The scope of this paper is to first present a regional overview of the Carlin Trend, followed by summary descriptions of some of the more recent discoveries of deep, predominantly refractory gold deposits. As part of a concluding discussion, a spectrum of Carlin Trend deposits are categorized on a quaternary diagram to illustrate the I relative influence of structural and stratigraphic controls on each deposit.
The Carlin Trend is a 60 kilometer long north-northwest trending alignment of gold deposits located in northeastern Nevada, within the larger Great Basin physiographic province of the western United States (Figs. 1, 2). Gold deposits are hosted in a variable stratigraphic package of Ordovician through lower, Mississippian rocks. Within specific deposits, gold mineralization hosted in Cretaceous and Tertiary dike swarms and the Jurassic-Cretaceous Goldstrike granodiorite stock constitutes up to 15% of the mineralized material.

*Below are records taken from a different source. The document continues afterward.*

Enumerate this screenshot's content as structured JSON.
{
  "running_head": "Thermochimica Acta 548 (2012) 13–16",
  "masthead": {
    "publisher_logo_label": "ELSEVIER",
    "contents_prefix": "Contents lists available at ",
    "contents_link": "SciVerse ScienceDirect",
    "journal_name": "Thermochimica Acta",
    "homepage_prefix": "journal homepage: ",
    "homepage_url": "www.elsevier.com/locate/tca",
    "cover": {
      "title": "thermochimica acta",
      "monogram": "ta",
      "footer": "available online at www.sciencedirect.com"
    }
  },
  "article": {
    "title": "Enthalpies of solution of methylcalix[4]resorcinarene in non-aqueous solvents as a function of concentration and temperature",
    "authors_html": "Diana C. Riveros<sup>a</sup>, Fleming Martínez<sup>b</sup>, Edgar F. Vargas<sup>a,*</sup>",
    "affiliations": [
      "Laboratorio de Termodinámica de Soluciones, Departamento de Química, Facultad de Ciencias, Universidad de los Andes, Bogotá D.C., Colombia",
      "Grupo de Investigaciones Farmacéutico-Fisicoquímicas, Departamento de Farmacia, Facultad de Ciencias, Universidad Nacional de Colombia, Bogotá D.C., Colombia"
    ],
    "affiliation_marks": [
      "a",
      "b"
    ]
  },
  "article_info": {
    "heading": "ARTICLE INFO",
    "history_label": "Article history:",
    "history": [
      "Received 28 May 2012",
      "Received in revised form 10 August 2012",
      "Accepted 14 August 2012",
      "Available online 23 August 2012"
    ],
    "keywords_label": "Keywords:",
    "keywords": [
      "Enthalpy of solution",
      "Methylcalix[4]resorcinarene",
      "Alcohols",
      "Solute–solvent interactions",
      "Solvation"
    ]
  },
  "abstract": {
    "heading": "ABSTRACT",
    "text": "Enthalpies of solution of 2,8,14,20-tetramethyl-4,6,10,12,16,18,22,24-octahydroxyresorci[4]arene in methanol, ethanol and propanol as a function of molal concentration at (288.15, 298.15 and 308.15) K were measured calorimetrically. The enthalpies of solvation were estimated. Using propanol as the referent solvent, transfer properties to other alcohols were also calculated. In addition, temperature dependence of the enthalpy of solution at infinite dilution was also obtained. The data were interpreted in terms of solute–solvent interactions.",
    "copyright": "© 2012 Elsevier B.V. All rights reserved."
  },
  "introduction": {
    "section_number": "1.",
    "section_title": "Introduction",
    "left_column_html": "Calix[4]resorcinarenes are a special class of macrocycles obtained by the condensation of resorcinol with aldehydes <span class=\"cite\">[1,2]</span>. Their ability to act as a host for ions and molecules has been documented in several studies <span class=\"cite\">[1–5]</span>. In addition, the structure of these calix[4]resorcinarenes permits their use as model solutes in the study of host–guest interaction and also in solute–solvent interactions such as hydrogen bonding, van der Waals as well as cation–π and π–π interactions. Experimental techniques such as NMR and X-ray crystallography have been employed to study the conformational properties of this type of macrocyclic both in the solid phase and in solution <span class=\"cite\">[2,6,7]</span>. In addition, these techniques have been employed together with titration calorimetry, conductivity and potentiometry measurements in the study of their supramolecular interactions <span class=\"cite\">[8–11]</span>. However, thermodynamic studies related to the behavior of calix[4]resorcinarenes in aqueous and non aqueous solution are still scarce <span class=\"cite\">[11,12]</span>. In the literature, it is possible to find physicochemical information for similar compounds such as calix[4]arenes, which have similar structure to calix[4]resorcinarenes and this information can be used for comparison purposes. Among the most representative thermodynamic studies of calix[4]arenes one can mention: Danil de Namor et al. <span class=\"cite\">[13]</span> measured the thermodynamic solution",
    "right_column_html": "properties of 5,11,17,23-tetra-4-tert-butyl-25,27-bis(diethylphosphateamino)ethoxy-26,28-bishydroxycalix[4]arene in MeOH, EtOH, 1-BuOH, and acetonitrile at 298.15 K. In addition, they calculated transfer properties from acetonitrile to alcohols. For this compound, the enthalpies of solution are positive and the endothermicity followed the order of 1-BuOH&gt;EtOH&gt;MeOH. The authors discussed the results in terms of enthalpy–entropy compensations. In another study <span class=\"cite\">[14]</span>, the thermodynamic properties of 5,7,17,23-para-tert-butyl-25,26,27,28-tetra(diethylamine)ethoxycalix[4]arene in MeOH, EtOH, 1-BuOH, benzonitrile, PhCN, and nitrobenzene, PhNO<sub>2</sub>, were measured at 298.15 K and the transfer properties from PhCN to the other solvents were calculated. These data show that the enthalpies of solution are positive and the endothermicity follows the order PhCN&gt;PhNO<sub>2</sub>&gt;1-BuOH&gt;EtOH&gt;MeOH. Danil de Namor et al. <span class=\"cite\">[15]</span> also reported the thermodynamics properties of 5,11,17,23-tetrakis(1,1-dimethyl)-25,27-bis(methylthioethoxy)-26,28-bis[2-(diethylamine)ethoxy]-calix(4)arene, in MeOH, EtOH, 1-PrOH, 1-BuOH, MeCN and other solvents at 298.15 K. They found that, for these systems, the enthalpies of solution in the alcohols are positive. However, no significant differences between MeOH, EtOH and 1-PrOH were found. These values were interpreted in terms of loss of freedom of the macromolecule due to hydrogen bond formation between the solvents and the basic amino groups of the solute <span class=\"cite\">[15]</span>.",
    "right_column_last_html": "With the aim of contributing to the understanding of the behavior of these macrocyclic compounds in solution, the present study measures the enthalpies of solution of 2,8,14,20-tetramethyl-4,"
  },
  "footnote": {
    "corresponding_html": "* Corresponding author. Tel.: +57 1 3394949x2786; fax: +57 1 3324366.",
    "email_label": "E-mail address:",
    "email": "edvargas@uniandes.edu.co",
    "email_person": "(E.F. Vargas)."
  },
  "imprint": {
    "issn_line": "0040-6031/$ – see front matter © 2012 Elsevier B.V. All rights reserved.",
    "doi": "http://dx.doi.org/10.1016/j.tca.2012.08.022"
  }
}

Regional Tectonic Development Regional stratigraphic and isotopic data indicate that northeastern Nevada was situated along a stable paleo-continental margin during much of the Cambrian through Early Mississippian (Stewart,1980). During this period, a westward-thickening, prism-shaped package of sediments were deposited from the outer margins of the paleo-continental shelf into an oceanic basin. Within this depositional environment, sedimentary facies graded from western eugeoclina1, to eastern miogeoclinal sequences.
During Late Devonian through Middle Mississippian time, eastward-directed compressional tectonism associated with the Antler orogeny resulted in regional scale folding and imbricate thrusting of the western eugeoclinal assemblage of predominantly siliciclastic rocks, over the eastern autochthonous assemblage of silty carbonate rocks (Roberts et al., 1958). The resultant accretionary mass formed the emergent Antler highlands which shed an eastward directed overlap assemblage of clastic rocks during Middle Mississippian to Early Pennsylvanian (Smith and Kettner,1975).
Late Paleozoic tectonism during Early to Middle Pennsylvanian time (Humboldt orogeny) was followed by deposition of shelf carbonate sequences during the Late Pennsylvanian and Permian (Smith and Kettner,1975; Kettner, 1977).